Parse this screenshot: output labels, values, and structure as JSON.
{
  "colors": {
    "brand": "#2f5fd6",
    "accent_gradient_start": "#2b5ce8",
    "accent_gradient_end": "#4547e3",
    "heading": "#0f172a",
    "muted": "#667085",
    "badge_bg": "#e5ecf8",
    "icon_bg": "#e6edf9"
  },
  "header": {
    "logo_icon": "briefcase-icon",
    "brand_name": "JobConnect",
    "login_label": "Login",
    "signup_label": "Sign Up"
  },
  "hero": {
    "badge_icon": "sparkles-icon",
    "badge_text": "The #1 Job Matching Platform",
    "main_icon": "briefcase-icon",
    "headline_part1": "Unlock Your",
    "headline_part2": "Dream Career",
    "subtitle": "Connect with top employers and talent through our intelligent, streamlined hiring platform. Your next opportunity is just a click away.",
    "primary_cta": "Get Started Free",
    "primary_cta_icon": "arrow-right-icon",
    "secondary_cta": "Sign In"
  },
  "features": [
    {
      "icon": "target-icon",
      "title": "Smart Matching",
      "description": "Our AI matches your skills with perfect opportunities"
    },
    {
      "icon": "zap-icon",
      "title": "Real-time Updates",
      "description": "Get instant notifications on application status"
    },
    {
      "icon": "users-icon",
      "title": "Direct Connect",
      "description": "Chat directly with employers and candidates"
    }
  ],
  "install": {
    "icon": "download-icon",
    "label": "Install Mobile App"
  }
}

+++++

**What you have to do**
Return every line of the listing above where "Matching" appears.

**Result for this task**
    "badge_text": "The #1 Job Matching Platform",
      "title": "Smart Matching",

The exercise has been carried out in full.